__EXERCISE AIM__
Using the listing below, work out how many lines carry the word "memes", and state nothing but that number.
- - - - -
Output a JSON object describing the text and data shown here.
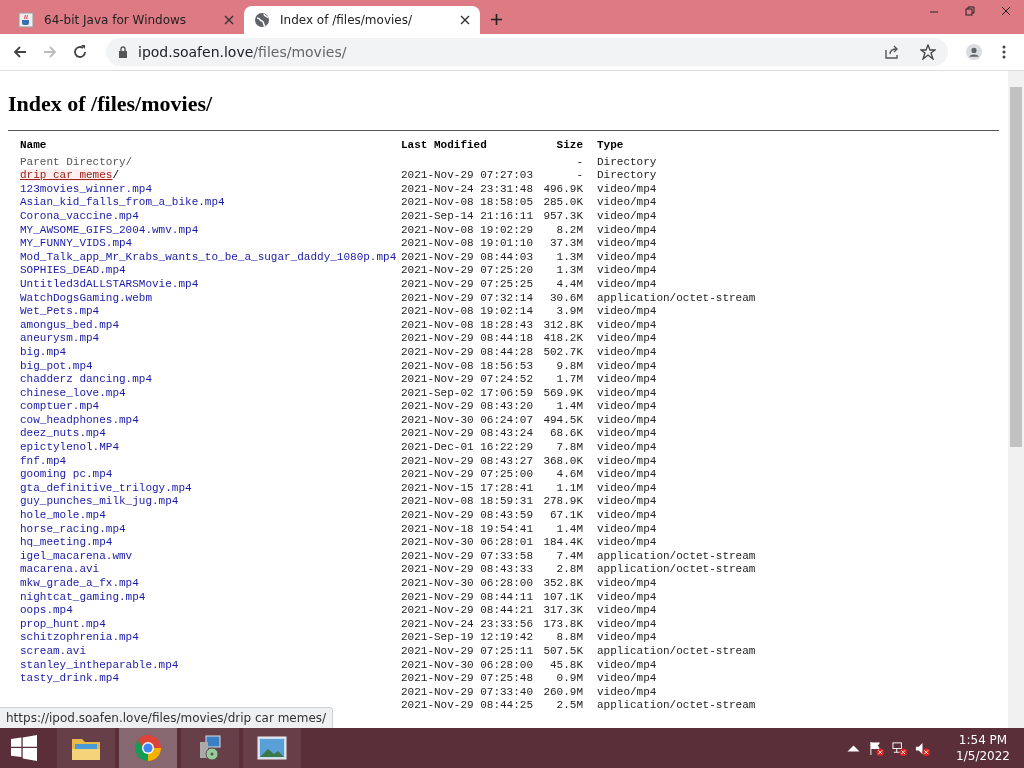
{
  "tabs": [
    {
      "title": "64-bit Java for Windows",
      "selected": false
    },
    {
      "title": "Index of /files/movies/",
      "selected": true
    }
  ],
  "address": {
    "host": "ipod.soafen.love",
    "path": "/files/movies/"
  },
  "heading": "Index of /files/movies/",
  "table": {
    "columns": [
      "Name",
      "Last Modified",
      "Size",
      "Type"
    ],
    "rows": [
      {
        "kind": "parent",
        "name": "Parent Directory/",
        "size": "-",
        "type": "Directory"
      },
      {
        "kind": "dir",
        "name": "drip car memes",
        "suffix": "/",
        "modified": "2021-Nov-29 07:27:03",
        "size": "-",
        "type": "Directory",
        "hovered": true
      },
      {
        "kind": "file",
        "name": "123movies_winner.mp4",
        "modified": "2021-Nov-24 23:31:48",
        "size": "496.9K",
        "type": "video/mp4",
        "hovered": false
      },
      {
        "kind": "file",
        "name": "Asian_kid_falls_from_a_bike.mp4",
        "modified": "2021-Nov-08 18:58:05",
        "size": "285.0K",
        "type": "video/mp4",
        "hovered": false
      },
      {
        "kind": "file",
        "name": "Corona_vaccine.mp4",
        "modified": "2021-Sep-14 21:16:11",
        "size": "957.3K",
        "type": "video/mp4",
        "hovered": false
      },
      {
        "kind": "file",
        "name": "MY_AWSOME_GIFS_2004.wmv.mp4",
        "modified": "2021-Nov-08 19:02:29",
        "size": "8.2M",
        "type": "video/mp4",
        "hovered": false
      },
      {
        "kind": "file",
        "name": "MY_FUNNY_VIDS.mp4",
        "modified": "2021-Nov-08 19:01:10",
        "size": "37.3M",
        "type": "video/mp4",
        "hovered": false
      },
      {
        "kind": "file",
        "name": "Mod_Talk_app_Mr_Krabs_wants_to_be_a_sugar_daddy_1080p.mp4",
        "modified": "2021-Nov-29 08:44:03",
        "size": "1.3M",
        "type": "video/mp4",
        "hovered": false
      },
      {
        "kind": "file",
        "name": "SOPHIES_DEAD.mp4",
        "modified": "2021-Nov-29 07:25:20",
        "size": "1.3M",
        "type": "video/mp4",
        "hovered": false
      },
      {
        "kind": "file",
        "name": "Untitled3dALLSTARSMovie.mp4",
        "modified": "2021-Nov-29 07:25:25",
        "size": "4.4M",
        "type": "video/mp4",
        "hovered": false
      },
      {
        "kind": "file",
        "name": "WatchDogsGaming.webm",
        "modified": "2021-Nov-29 07:32:14",
        "size": "30.6M",
        "type": "application/octet-stream",
        "hovered": false
      },
      {
        "kind": "file",
        "name": "Wet_Pets.mp4",
        "modified": "2021-Nov-08 19:02:14",
        "size": "3.9M",
        "type": "video/mp4",
        "hovered": false
      },
      {
        "kind": "file",
        "name": "amongus_bed.mp4",
        "modified": "2021-Nov-08 18:28:43",
        "size": "312.8K",
        "type": "video/mp4",
        "hovered": false
      },
      {
        "kind": "file",
        "name": "aneurysm.mp4",
        "modified": "2021-Nov-29 08:44:18",
        "size": "418.2K",
        "type": "video/mp4",
        "hovered": false
      },
      {
        "kind": "file",
        "name": "big.mp4",
        "modified": "2021-Nov-29 08:44:28",
        "size": "502.7K",
        "type": "video/mp4",
        "hovered": false
      },
      {
        "kind": "file",
        "name": "big_pot.mp4",
        "modified": "2021-Nov-08 18:56:53",
        "size": "9.8M",
        "type": "video/mp4",
        "hovered": false
      },
      {
        "kind": "file",
        "name": "chadderz dancing.mp4",
        "modified": "2021-Nov-29 07:24:52",
        "size": "1.7M",
        "type": "video/mp4",
        "hovered": false
      },
      {
        "kind": "file",
        "name": "chinese_love.mp4",
        "modified": "2021-Sep-02 17:06:59",
        "size": "569.9K",
        "type": "video/mp4",
        "hovered": false
      },
      {
        "kind": "file",
        "name": "comptuer.mp4",
        "modified": "2021-Nov-29 08:43:20",
        "size": "1.4M",
        "type": "video/mp4",
        "hovered": false
      },
      {
        "kind": "file",
        "name": "cow_headphones.mp4",
        "modified": "2021-Nov-30 06:24:07",
        "size": "494.5K",
        "type": "video/mp4",
        "hovered": false
      },
      {
        "kind": "file",
        "name": "deez_nuts.mp4",
        "modified": "2021-Nov-29 08:43:24",
        "size": "68.6K",
        "type": "video/mp4",
        "hovered": false
      },
      {
        "kind": "file",
        "name": "epictylenol.MP4",
        "modified": "2021-Dec-01 16:22:29",
        "size": "7.8M",
        "type": "video/mp4",
        "hovered": false
      },
      {
        "kind": "file",
        "name": "fnf.mp4",
        "modified": "2021-Nov-29 08:43:27",
        "size": "368.0K",
        "type": "video/mp4",
        "hovered": false
      },
      {
        "kind": "file",
        "name": "gooming pc.mp4",
        "modified": "2021-Nov-29 07:25:00",
        "size": "4.6M",
        "type": "video/mp4",
        "hovered": false
      },
      {
        "kind": "file",
        "name": "gta_definitive_trilogy.mp4",
        "modified": "2021-Nov-15 17:28:41",
        "size": "1.1M",
        "type": "video/mp4",
        "hovered": false
      },
      {
        "kind": "file",
        "name": "guy_punches_milk_jug.mp4",
        "modified": "2021-Nov-08 18:59:31",
        "size": "278.9K",
        "type": "video/mp4",
        "hovered": false
      },
      {
        "kind": "file",
        "name": "hole_mole.mp4",
        "modified": "2021-Nov-29 08:43:59",
        "size": "67.1K",
        "type": "video/mp4",
        "hovered": false
      },
      {
        "kind": "file",
        "name": "horse_racing.mp4",
        "modified": "2021-Nov-18 19:54:41",
        "size": "1.4M",
        "type": "video/mp4",
        "hovered": false
      },
      {
        "kind": "file",
        "name": "hq_meeting.mp4",
        "modified": "2021-Nov-30 06:28:01",
        "size": "184.4K",
        "type": "video/mp4",
        "hovered": false
      },
      {
        "kind": "file",
        "name": "igel_macarena.wmv",
        "modified": "2021-Nov-29 07:33:58",
        "size": "7.4M",
        "type": "application/octet-stream",
        "hovered": false
      },
      {
        "kind": "file",
        "name": "macarena.avi",
        "modified": "2021-Nov-29 08:43:33",
        "size": "2.8M",
        "type": "application/octet-stream",
        "hovered": false
      },
      {
        "kind": "file",
        "name": "mkw_grade_a_fx.mp4",
        "modified": "2021-Nov-30 06:28:00",
        "size": "352.8K",
        "type": "video/mp4",
        "hovered": false
      },
      {
        "kind": "file",
        "name": "nightcat_gaming.mp4",
        "modified": "2021-Nov-29 08:44:11",
        "size": "107.1K",
        "type": "video/mp4",
        "hovered": false
      },
      {
        "kind": "file",
        "name": "oops.mp4",
        "modified": "2021-Nov-29 08:44:21",
        "size": "317.3K",
        "type": "video/mp4",
        "hovered": false
      },
      {
        "kind": "file",
        "name": "prop_hunt.mp4",
        "modified": "2021-Nov-24 23:33:56",
        "size": "173.8K",
        "type": "video/mp4",
        "hovered": false
      },
      {
        "kind": "file",
        "name": "schitzophrenia.mp4",
        "modified": "2021-Sep-19 12:19:42",
        "size": "8.8M",
        "type": "video/mp4",
        "hovered": false
      },
      {
        "kind": "file",
        "name": "scream.avi",
        "modified": "2021-Nov-29 07:25:11",
        "size": "507.5K",
        "type": "application/octet-stream",
        "hovered": false
      },
      {
        "kind": "file",
        "name": "stanley_intheparable.mp4",
        "modified": "2021-Nov-30 06:28:00",
        "size": "45.8K",
        "type": "video/mp4",
        "hovered": false
      },
      {
        "kind": "file",
        "name": "tasty_drink.mp4",
        "modified": "2021-Nov-29 07:25:48",
        "size": "0.9M",
        "type": "video/mp4",
        "hovered": false
      },
      {
        "kind": "file",
        "modified": "2021-Nov-29 07:33:40",
        "size": "260.9M",
        "type": "video/mp4"
      },
      {
        "kind": "file",
        "modified": "2021-Nov-29 08:44:25",
        "size": "2.5M",
        "type": "application/octet-stream"
      }
    ]
  },
  "status_url": "https://ipod.soafen.love/files/movies/drip car memes/",
  "taskbar": {
    "apps": [
      {
        "selected": false
      },
      {
        "selected": true
      },
      {
        "selected": false
      },
      {
        "selected": false
      }
    ],
    "time": "1:54 PM",
    "date": "1/5/2022"
  }
}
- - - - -
__ANSWER BOX__
2